Perhaps one of the considerations justifying its choice by some amateur musical companies is its requirement for a single set for both Acts. The ones usually chosen consist of flats and cloths suggesting the walls of the Tower of London surrounding a flat stage area representing Tower Green. For this production Alison Cooper avoided this conventional setting and devised a set almost entirely consisting of rostra. Their size, shape and positioning gave it a clean, modern look, but when combined with the style and colouring of the costumes allowed the piece to be firmly set in the medieval period in which the action was deemed to take place. The rostra were complimented by a large portcullis type structure upstage right to confirm the impression of a castle, which enhanced the very attractive setting in which the tale could unfold. The use of rostra allowed for the positioning of individuals on different levels to underline their importance in each scene, and provided several distinct floor areas in which groups of characters could be located according to their relevance to the action at any particular time.

Whilst the orchestra was playing the overture a few of the leading characters were observed on stage. These included Phoebe, looking rather sad as she contemplates the fate of Colonel Fairfax, and Wilfred Shadbolt, who by his attempt to trap birds gave an indication of his vocation of jailer and tormentor. The orchestra was directed by Angela Barker with her usual skill, interpreting the score feelingly, with a pleasing balance of tones expressed in a suitably stately manner.

The effective use of different colours on the cyc at the rear of the stage, together with the use of gobos helped create atmosphere and mood, as did the hand held “candles” with which the opening of Act 2 was lit. Lighting of individual characters was achieved in a subtle manner, with the level of their illumination being gradually increased instead of being harshly spotlit.

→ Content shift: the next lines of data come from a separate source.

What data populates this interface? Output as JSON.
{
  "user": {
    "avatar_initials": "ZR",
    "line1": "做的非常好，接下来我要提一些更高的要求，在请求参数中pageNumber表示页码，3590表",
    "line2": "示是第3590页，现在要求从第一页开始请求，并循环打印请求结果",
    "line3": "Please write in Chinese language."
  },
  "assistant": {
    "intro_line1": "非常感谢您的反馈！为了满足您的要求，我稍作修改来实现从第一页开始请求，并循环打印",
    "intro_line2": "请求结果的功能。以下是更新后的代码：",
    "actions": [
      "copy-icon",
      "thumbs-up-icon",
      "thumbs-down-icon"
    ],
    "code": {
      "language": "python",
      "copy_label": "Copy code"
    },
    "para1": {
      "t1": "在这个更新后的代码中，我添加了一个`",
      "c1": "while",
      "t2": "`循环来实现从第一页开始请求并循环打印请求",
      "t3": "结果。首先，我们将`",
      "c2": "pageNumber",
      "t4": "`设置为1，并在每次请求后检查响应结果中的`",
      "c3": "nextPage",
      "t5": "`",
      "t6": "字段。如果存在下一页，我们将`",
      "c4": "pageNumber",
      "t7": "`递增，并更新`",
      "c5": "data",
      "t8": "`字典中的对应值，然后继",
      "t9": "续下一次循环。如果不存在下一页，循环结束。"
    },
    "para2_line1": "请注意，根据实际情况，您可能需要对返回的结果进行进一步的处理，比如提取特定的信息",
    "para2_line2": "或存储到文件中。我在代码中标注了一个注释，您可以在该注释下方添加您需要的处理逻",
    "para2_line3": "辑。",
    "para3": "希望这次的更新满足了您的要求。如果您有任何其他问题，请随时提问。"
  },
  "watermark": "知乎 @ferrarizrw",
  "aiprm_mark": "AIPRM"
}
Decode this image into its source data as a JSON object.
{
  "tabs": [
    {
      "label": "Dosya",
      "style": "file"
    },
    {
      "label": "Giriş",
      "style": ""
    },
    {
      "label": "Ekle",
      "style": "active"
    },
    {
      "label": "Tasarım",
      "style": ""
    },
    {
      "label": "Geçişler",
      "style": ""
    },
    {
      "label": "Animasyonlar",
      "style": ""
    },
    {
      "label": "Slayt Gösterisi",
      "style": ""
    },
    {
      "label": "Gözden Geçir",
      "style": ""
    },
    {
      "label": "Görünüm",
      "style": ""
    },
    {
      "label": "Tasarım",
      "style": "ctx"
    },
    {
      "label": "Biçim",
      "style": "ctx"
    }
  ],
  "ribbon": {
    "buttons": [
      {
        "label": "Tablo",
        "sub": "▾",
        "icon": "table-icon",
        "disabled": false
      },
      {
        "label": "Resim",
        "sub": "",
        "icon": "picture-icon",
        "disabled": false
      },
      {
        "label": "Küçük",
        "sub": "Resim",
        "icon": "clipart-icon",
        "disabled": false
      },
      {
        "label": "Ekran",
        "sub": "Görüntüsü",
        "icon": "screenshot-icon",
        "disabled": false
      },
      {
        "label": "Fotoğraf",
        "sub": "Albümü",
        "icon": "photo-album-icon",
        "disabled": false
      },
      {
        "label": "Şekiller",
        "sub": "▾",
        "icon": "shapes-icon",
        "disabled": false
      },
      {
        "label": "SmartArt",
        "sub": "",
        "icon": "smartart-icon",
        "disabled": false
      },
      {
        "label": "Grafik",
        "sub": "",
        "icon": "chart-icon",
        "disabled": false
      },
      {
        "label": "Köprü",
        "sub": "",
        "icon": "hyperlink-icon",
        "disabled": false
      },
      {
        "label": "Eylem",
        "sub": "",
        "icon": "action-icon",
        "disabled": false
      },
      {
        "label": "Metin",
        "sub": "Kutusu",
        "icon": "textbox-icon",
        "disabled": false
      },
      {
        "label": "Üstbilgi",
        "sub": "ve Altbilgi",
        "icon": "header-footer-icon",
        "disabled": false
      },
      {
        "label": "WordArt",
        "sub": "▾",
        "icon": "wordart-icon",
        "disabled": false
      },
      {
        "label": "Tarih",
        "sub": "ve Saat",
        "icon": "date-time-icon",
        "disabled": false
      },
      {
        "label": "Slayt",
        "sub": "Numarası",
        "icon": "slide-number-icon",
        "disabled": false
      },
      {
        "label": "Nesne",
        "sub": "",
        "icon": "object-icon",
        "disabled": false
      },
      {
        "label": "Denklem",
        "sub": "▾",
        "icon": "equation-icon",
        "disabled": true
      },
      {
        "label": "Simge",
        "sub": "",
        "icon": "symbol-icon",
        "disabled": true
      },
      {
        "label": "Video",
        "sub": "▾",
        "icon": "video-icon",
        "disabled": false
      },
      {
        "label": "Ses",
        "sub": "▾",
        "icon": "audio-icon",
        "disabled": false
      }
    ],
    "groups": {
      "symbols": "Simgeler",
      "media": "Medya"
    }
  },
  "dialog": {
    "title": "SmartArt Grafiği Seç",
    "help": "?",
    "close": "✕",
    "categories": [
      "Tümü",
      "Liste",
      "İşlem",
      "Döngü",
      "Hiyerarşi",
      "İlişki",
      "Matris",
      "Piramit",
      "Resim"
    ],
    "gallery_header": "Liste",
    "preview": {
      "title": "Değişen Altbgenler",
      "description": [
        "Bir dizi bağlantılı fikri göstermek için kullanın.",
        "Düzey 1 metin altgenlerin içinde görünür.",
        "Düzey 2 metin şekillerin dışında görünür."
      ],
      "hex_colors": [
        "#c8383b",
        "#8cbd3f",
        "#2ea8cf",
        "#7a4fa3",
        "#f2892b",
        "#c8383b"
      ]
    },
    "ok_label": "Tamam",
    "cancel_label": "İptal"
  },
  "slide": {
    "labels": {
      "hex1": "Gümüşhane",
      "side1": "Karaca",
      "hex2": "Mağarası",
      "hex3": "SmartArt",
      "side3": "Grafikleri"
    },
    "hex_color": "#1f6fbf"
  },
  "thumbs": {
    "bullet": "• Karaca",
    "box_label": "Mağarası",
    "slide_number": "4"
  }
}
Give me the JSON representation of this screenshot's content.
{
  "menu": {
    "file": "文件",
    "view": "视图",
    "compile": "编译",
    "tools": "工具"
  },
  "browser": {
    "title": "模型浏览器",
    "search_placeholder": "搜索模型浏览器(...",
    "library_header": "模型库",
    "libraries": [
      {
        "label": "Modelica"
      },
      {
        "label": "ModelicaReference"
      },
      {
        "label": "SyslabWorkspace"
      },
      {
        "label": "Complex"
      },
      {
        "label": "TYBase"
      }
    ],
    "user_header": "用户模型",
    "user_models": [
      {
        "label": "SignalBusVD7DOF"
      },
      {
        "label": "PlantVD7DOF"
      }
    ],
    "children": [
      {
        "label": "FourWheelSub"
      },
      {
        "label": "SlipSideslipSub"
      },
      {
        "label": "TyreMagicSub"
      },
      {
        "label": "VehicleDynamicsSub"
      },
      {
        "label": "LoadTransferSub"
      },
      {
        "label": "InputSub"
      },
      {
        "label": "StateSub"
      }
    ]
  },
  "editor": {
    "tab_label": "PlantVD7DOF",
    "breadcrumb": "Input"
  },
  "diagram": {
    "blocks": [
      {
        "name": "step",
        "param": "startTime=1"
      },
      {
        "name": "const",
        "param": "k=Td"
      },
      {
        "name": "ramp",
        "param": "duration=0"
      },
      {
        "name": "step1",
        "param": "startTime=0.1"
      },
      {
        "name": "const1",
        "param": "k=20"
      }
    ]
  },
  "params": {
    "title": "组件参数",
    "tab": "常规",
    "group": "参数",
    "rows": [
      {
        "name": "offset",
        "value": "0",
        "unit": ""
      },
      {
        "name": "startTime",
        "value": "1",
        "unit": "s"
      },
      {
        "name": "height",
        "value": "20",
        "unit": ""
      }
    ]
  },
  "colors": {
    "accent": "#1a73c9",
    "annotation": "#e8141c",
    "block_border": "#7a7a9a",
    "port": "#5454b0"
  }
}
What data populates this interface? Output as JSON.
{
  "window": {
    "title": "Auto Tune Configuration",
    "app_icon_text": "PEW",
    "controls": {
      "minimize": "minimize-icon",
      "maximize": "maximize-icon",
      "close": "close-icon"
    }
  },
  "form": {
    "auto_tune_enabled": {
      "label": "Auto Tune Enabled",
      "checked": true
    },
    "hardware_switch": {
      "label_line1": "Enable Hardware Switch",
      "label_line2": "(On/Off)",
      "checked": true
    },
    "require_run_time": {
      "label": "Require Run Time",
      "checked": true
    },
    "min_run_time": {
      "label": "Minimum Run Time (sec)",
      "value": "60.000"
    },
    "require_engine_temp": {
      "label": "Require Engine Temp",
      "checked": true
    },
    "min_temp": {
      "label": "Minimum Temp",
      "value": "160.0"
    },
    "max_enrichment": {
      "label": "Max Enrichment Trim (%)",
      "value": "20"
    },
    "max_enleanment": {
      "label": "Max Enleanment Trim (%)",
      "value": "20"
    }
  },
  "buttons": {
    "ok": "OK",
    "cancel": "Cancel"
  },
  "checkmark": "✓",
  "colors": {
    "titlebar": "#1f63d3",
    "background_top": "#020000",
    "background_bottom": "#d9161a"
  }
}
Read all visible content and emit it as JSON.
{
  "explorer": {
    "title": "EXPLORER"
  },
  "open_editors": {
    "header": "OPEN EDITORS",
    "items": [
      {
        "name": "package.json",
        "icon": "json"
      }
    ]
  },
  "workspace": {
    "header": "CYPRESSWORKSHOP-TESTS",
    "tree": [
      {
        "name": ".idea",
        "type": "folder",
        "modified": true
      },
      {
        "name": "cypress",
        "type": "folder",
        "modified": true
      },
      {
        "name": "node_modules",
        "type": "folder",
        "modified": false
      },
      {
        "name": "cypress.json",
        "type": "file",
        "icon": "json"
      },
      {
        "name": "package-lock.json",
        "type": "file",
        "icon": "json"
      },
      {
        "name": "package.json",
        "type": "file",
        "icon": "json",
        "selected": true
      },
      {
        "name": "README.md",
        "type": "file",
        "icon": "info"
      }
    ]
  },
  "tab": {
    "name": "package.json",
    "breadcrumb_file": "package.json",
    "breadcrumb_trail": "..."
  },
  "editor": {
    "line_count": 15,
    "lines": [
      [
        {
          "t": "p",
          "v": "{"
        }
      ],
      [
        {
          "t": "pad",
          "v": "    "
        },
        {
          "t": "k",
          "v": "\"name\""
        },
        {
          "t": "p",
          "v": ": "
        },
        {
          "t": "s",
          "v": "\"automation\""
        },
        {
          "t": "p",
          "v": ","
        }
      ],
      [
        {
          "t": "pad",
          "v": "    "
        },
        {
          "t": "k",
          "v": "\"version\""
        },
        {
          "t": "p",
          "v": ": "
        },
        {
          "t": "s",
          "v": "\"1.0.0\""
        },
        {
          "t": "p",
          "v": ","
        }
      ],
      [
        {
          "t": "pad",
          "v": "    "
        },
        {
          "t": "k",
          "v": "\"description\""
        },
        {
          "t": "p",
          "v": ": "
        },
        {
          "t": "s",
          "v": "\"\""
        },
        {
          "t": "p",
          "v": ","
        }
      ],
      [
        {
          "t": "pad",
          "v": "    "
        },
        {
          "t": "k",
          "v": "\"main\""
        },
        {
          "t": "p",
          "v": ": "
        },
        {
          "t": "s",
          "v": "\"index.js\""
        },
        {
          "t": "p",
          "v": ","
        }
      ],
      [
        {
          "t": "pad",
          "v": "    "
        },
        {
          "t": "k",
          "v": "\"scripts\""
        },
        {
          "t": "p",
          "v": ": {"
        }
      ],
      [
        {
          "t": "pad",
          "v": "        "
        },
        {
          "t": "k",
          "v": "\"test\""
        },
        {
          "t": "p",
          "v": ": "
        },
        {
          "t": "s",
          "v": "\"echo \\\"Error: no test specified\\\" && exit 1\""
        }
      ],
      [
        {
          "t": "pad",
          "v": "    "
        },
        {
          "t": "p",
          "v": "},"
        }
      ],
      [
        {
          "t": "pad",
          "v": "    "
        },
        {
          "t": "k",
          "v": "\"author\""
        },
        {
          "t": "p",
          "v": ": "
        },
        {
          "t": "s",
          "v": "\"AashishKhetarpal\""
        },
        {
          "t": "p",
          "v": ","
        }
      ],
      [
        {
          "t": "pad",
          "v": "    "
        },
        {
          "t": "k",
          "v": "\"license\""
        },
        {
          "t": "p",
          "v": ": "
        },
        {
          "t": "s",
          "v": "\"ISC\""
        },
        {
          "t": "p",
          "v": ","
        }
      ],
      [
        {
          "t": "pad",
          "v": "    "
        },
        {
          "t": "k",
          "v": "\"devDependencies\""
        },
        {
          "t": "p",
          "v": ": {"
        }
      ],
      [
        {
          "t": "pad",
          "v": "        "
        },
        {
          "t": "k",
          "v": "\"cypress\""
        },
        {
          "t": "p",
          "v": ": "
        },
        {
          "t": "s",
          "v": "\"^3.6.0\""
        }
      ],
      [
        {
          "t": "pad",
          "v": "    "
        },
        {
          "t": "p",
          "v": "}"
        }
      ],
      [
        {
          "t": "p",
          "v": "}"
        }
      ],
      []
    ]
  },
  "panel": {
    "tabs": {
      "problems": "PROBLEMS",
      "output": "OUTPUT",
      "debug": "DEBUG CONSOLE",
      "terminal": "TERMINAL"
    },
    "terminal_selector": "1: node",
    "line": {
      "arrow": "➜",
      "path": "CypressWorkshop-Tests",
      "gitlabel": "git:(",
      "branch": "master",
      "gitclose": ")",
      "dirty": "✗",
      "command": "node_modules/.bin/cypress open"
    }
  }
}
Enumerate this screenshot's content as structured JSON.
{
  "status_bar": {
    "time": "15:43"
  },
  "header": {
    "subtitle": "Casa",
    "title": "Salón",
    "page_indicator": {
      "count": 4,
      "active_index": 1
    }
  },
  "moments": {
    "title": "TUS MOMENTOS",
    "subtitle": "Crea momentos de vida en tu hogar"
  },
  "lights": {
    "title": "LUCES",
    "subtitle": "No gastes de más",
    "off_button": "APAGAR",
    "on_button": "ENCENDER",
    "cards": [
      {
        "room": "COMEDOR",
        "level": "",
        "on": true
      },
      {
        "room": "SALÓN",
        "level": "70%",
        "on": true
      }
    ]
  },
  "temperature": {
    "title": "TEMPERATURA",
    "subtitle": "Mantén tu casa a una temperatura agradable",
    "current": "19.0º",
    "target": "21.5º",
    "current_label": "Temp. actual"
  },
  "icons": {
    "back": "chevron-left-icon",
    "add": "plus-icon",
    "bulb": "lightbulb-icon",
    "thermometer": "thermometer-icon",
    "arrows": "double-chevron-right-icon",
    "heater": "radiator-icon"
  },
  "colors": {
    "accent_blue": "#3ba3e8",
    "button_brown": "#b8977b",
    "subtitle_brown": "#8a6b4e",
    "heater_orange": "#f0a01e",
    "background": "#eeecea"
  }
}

Most of the cast chosen were able to offer considerable experience in performing with your company as with others. As a number of them had or were receiving formal vocal training it is hardly surprising that they all sang well. Amongst these was David Brown playing the hero of the piece, Colonel Fairfax, who sang in a most praiseworthy manner. Although with her blond hair hidden we might have had difficulty in recognising Lynda Barrett playing Phoebe, there was no mistaking the quality of her singing. I was a little concerned that David Longes as Jack Point touched his hair as if to assure himself that his wig was in place, only to find, at the end, that its wearing was essential to his interpretation of the character. Alastair Lindsey-Renton provided a more humane portrayal of Wilfred Shadbolt than is usually seen, appearing to be a little more slow, dull and vacant person, rather than the evil, obnoxious individual that is often offered. He was completely in character throughout, including his curtain call. Jane Hogg was a very attractive Elsie Maynard and delighted us all with her excellent soprano singing. It was a great pity that Sarah Esser, after months of rehearsal, should have a car accident immediately before the show, and it was fortunate for your society and brave on the part of Brenda Judd that she was able to take over the role of Dame Carruthers with virtually no rehearsal. She was obviously very familiar with the part and I am sure that few in the audience would have been aware of the change if an announcement had not been made. In smaller parts I thought that Neil Williams’ singing was particularly noteworthy with “This the Autumn”, as was Chris Whitebread in his depiction of the Lieutenant. All those with solos were well supported by a large and vocal chorus.

The gesture of placing a flower at the point where Jack Point died instead of having him take a bow during the Curtain Call provided a poignant moment to end an excellent show.

My wife, Jackie, and I were very pleased that you should have invited us once again to one of your first class presentations in the tip top venue that is the Harlequin. We thank you for looking after us so well with the chance of having a chat with Ginny King before the show, and with Alison Cooper and Ginny whilst enjoying your hospitality during the interval.